(RECORDS PROVIDED begins)

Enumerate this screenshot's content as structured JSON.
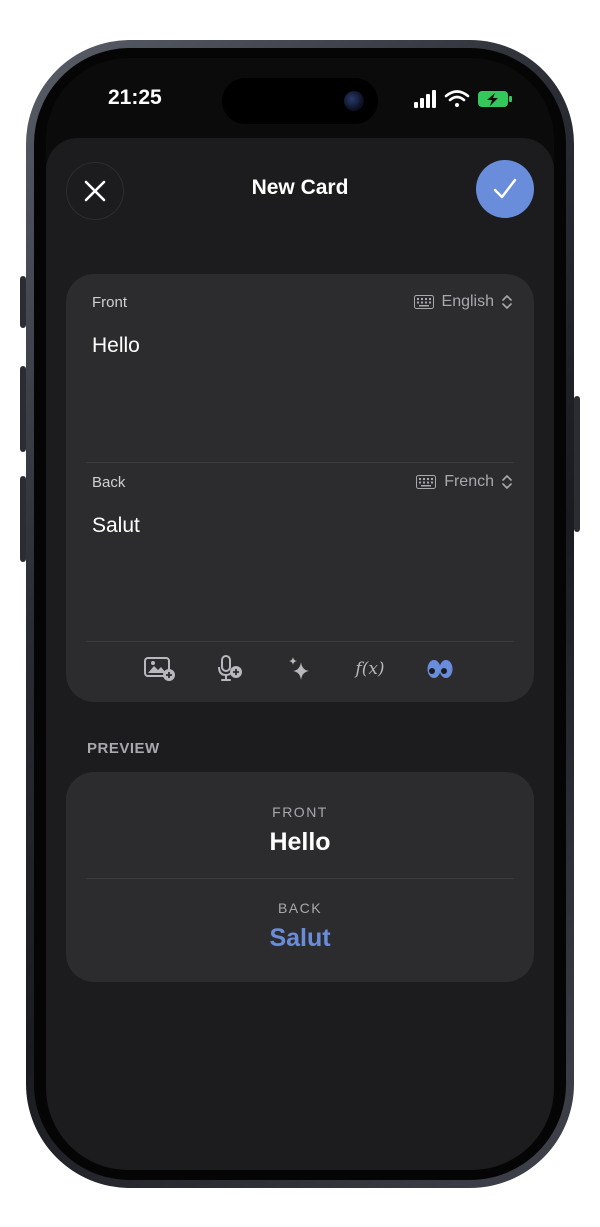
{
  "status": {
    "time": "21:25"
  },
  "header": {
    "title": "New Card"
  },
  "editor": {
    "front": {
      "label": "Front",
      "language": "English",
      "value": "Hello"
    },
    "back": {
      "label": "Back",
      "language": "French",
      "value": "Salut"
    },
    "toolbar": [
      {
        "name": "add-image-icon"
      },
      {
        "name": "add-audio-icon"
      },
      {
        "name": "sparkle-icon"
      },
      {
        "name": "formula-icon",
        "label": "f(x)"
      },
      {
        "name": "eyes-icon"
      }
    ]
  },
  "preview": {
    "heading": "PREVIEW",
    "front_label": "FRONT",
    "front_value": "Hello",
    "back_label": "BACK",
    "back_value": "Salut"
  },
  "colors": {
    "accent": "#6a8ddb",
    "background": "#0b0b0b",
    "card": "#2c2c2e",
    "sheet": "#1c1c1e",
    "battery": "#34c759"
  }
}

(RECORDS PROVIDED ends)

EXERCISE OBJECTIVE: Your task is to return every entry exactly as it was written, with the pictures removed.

RESULT OF THIS TASK:
Enumerate this screenshot's content as structured JSON.
{
  "status": {
    "time": "21:25"
  },
  "header": {
    "title": "New Card"
  },
  "editor": {
    "front": {
      "label": "Front",
      "language": "English",
      "value": "Hello"
    },
    "back": {
      "label": "Back",
      "language": "French",
      "value": "Salut"
    },
    "toolbar": [
      {
        "name": "add-image-icon"
      },
      {
        "name": "add-audio-icon"
      },
      {
        "name": "sparkle-icon"
      },
      {
        "name": "formula-icon",
        "label": "f(x)"
      },
      {
        "name": "eyes-icon"
      }
    ]
  },
  "preview": {
    "heading": "PREVIEW",
    "front_label": "FRONT",
    "front_value": "Hello",
    "back_label": "BACK",
    "back_value": "Salut"
  },
  "colors": {
    "accent": "#6a8ddb",
    "background": "#0b0b0b",
    "card": "#2c2c2e",
    "sheet": "#1c1c1e",
    "battery": "#34c759"
  }
}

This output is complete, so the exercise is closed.